To start, fold the construction paper in half length-wise.

How to make a Jedi paper paper airplane.

Fold one side over…

How to make a Jedi paper paper airplane.

…and then then other to create a triangle on one end.

How to make a Jedi paper paper airplane.

Fold the triangle part down and crease across.

How to make a Jedi paper paper airplane.

Next, fold the triangle part back up so that it sticks half-way up past the top edge.

How to make a Jedi paper paper airplane.

Then fold the sticking-up part back down. You now have one side with many folded layers.

How to make a Jedi paper paper airplane.

Now you fold the folded-up part over one more time.

How to make a Jedi paper paper airplane.

Then fold the whole thing over along the center line…

How to make a Jedi paper paper airplane.

…and press to crease.

How to make a Jedi paper paper airplane.

Now it’s time to make the wings! Fold one wing back…

How to make a Jedi paper paper airplane.

…and then the other.

How to make a Jedi paper paper airplane.

The Nathan is ready to fly! It goes great with Jedi robes.

How to make a Jedi paper paper airplane.

We had so much fun with this project, and made SO MANY paper airplanes.

How to make a Jedi paper paper airplane.

Here’s an X-wing design which doesn’t really fly but looks cool.

How to make a Jedi paper paper airplane.

My 5-year-old also invented several airplanes with varying degrees of success. This piece started out life as an airplane, but he folded himself into a corner and decided to turn it into a penguin.

I figure in the course of exploring Airplanes of Paper, we must have created over 50 airplanes, include a few extras for my 5-year-old to give to his friend at preschool. I guess he was bragging about our airplanes. We tried at least 10 different designs, and we even took a trip to the Hiller Aviation Museum for a paper airplane day. Without being too sappy about it, this is exactly the kind of experience I was hoping to create with the 24 Volumes project. Just think of what’s waiting for us once we get out of “A”!

Check out the vintage inspiration for this project here: The Family Creative Workshop, Volume 1: Airplanes of Paper (1974)

Airplanes of Paper

Airplane paper folding, 70s style.

Or as they are sometimes known, paper airplanes. As an editor, I can’t say I disagree with the decision to put this project under “airplane” rather than “paper”, but I feel like there has to be some less awkward way to title this.

Paper airplane folding, 70s style.

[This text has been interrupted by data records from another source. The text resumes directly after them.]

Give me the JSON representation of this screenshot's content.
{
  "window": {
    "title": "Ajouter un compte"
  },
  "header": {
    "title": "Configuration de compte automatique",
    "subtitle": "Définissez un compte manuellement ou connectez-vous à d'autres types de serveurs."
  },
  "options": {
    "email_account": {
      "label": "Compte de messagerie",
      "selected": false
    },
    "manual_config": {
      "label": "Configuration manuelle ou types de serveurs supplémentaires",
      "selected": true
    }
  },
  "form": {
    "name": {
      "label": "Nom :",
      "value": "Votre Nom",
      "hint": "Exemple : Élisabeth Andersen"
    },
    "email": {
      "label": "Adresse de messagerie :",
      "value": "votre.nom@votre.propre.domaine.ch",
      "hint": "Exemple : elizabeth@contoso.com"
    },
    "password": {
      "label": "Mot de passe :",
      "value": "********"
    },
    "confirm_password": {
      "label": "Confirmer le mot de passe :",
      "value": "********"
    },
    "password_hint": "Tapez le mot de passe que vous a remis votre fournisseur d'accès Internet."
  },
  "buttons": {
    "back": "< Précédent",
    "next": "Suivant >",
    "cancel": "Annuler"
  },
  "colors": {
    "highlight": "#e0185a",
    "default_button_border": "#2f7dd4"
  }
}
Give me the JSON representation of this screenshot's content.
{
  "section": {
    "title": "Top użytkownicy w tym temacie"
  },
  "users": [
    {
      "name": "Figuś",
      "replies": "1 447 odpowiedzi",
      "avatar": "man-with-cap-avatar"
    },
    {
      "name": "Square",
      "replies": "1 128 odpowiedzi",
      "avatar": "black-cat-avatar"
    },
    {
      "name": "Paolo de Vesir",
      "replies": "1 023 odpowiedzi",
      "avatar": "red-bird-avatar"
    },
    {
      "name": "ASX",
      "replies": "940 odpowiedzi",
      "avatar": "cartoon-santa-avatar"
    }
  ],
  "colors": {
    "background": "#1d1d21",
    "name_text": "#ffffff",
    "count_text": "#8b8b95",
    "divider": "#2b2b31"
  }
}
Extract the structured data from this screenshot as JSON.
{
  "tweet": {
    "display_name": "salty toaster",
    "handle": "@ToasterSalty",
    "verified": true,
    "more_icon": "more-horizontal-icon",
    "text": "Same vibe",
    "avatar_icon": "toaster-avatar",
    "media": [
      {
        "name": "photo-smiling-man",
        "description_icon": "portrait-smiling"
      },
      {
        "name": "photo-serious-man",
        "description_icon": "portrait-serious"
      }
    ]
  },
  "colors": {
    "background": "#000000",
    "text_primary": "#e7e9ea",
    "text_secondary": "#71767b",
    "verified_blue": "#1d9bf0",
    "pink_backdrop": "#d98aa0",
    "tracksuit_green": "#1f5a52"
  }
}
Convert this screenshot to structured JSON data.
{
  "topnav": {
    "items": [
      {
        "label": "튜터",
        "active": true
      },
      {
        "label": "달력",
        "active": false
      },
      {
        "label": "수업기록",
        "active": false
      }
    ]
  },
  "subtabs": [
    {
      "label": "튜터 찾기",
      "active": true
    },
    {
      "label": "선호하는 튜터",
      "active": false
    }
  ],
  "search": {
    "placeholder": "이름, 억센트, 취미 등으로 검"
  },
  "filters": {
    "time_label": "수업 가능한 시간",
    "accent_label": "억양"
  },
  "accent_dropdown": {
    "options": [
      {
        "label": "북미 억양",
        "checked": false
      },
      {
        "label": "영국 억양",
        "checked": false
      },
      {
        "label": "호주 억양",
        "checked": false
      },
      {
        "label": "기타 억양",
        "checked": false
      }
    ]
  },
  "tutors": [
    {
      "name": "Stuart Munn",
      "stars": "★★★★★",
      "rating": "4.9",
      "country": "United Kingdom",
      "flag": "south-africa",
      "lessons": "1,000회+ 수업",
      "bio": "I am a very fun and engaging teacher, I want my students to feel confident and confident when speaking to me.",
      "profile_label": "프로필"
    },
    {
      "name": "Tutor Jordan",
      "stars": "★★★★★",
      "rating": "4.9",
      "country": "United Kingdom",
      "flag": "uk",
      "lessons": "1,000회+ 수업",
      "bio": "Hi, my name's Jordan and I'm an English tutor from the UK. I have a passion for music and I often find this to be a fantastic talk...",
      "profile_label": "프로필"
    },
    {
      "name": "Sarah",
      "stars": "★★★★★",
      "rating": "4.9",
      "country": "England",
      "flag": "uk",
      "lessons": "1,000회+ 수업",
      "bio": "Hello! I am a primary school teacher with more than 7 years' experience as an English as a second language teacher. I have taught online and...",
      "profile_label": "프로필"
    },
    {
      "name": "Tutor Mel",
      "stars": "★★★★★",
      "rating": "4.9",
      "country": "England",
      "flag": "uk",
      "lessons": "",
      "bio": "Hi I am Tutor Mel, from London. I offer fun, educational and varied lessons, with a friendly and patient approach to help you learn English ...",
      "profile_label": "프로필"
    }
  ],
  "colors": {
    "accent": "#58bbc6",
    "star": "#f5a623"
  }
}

Of the admittedly small number of projects we’ve done so far, this section is really up there in completeness of instructions, for which we have the very jovial-looking Captain Ralph S. Barnaby to thank (click to enlarge).

Paper airplane folding, 70s style.

I also really like Captain Barnaby’s positive, encouraging attitude toward experimentation with the paper airplanes.

Don’t be disappointed if your first model makes a beeline for the ground on its initial flight. This can happen.

Putting a little more bend on the wings or a little more weight on the tail or simply changing a curve or fold can have a marked effect on the way a plane flies.

Don’t be afraid to experiment. Become an inventor, and design your own planes. With a little experience you will be as good as any other paper-airplane engineer.

Isn’t that great? This is a version of what I’m always telling my kids when they get frustrated with whatever project I’ve got them working on. Many of our projects involve copious amounts of duct tape, and our shorthand for sticking with the project and not getting frustrated has become, “Don’t let the duct tape win.” I may introduce a corollary to my duct tape maxim along the lines of “Just try another fold” when a first attempt fails. Frankly, I could use that reminder on my own projects from time to time.

After dealing with janky truck stencils and messy poured resin, I have to say it’s a relief to hit a project as straightforward as folding a paper airplane. My plan for this one is to just sit down with my kids and some paper and start folding. I’m assuming the hardest part will be getting them to hold still long enough for the photos!

Paper airplane folding, 70s style.

Check out our kid-designed paper airplane project here: Jedi Paper Airplanes

source: The Family Creative Workshop, Volume 1: Airplanes of Paper (1974)